  • Decreased anxiety
  • Better mental health
  • Living in the present
  • Improved health
  • Freedom

What is Stopping Me?

At this point, we know what forgiveness means, we know how to forgive in theory, and we know the risks and the benefits. However, there may be a feeling deep inside telling you that forgiveness is just not the answer. Why? Let’s take a quick history lesson. In AD 590, Pope Gregory I of the Catholic faith revised a list of what we now know to be the “seven deadly sins.” Of that list, three “sins” are most often seen in individuals who have difficulty using forgiveness in their everyday lives; these “sins” are labeled as “wrath,” “envy,” and “pride.” Wrath is described as feelings of anger, rage, and sometimes hatred. At times, wrath reveals itself by the need or wish to seek vengeance or cause harm to others. Envy is described as feelings of sadness or resentfulness towards the traits or possessions of another. Oftentimes, envy can lead to unhappiness in the perpetrator, providing the urge to inflict harm onto others, revenge-like activities, and hatred of another. Pride is described as excessively or obsessively connected to the self and the ego. Oftentimes this can lead to selfishness, lack of healthy connections with others, self-righteousness, and sometimes narcissism. Do you resonate with any of these? Each of these characteristics may cause issues when forgiveness is brought up. Because of this, it is important that we allow each person to feel safe and process their feelings appropriately without judgment.

So, Where Do I Start?

If you were able to recognize any personal connection to the information above or want to learn more about how to forgive, you are on the path to becoming free. Recognizing your need for peace and making the decision to forgive is the first step. Whether you are making the decision to forgive a family member, a friend, or even yourself, choosing to take that first step will lead you in a positive direction. As mentioned previously, learning the process of forgiveness is a difficult task to go it alone. Well, you’re not alone and you don’t have to be. Upstate Restorative Counseling has created a counseling group specifically to help adults (18+) just like you who struggle with forgiveness and finding inner peace. Our group, called FREEd and Forgiven, is a 6-week processing group that helps with a basic understanding of forgiveness, and how to practice forgiveness based on Ripley and Worthington’s (2014) forgiveness and reconciliation through experiencing empathy (FREE) model. More information to come. **

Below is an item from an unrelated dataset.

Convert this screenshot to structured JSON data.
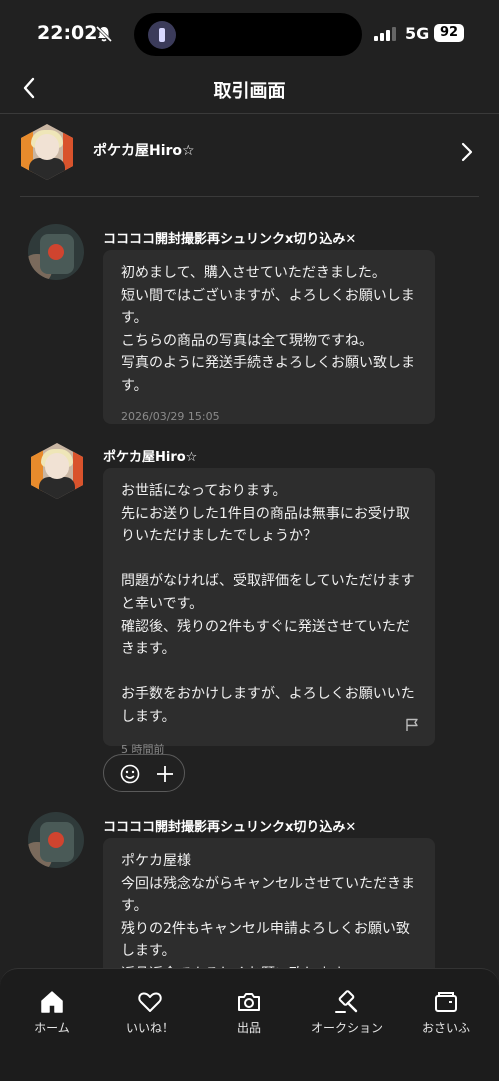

Forgiveness is a touchy subject, but not impossible. Regardless of what triggers you, scares you, or runs you away from the idea of forgiveness, know that there is the comfort of wellness and you do not have to do it alone. If there is hope in you that forgiveness is possible, join us for our counseling group at Upstate Restorative Counseling. If group counseling is not your cup of tea but you still seek professional help, URC is still here for you!